**SOURCE MATERIAL**
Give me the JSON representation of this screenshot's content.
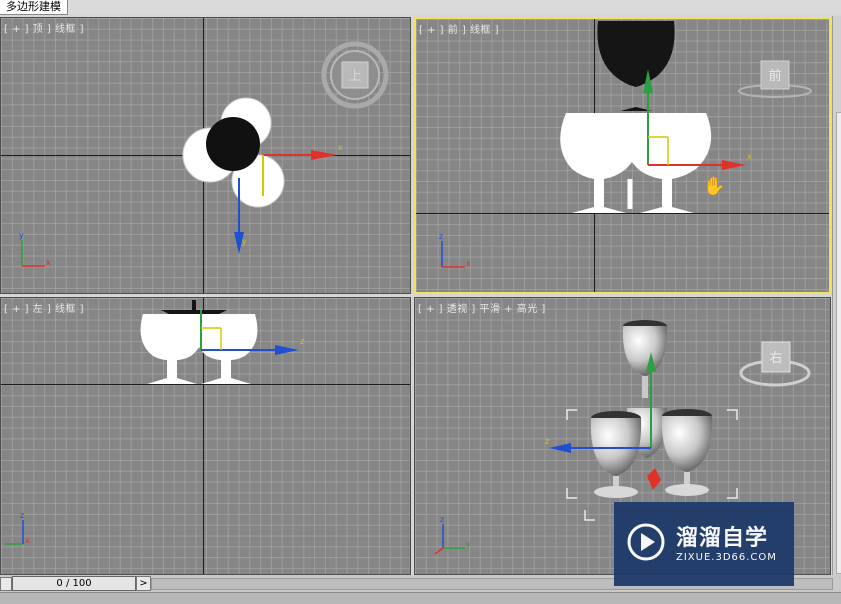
{
  "tab": {
    "label": "多边形建模"
  },
  "viewports": {
    "top": {
      "label": "[ + ] 顶 ] 线框 ]",
      "viewcube_face": "上"
    },
    "front": {
      "label": "[ + ] 前 ] 线框 ]",
      "viewcube_face": "前"
    },
    "left": {
      "label": "[ + ] 左 ] 线框 ]"
    },
    "perspective": {
      "label": "[ + ] 透视 ] 平滑 + 高光 ]",
      "viewcube_face": "右"
    }
  },
  "axes": {
    "x": "x",
    "y": "y",
    "z": "z"
  },
  "timeline": {
    "frame": "0 / 100",
    "prev": "<",
    "next": ">"
  },
  "watermark": {
    "title": "溜溜自学",
    "subtitle": "ZIXUE.3D66.COM"
  },
  "colors": {
    "active_border": "#f2e15a",
    "viewport_bg": "#868686",
    "x_axis": "#e0302a",
    "y_axis": "#2aa040",
    "z_axis": "#2050d0"
  }
}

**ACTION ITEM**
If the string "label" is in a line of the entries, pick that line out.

**EXERCISE SOLUTION**
    "label": "多边形建模"
      "label": "[ + ] 顶 ] 线框 ]",
      "label": "[ + ] 前 ] 线框 ]",
      "label": "[ + ] 左 ] 线框 ]"
      "label": "[ + ] 透视 ] 平滑 + 高光 ]",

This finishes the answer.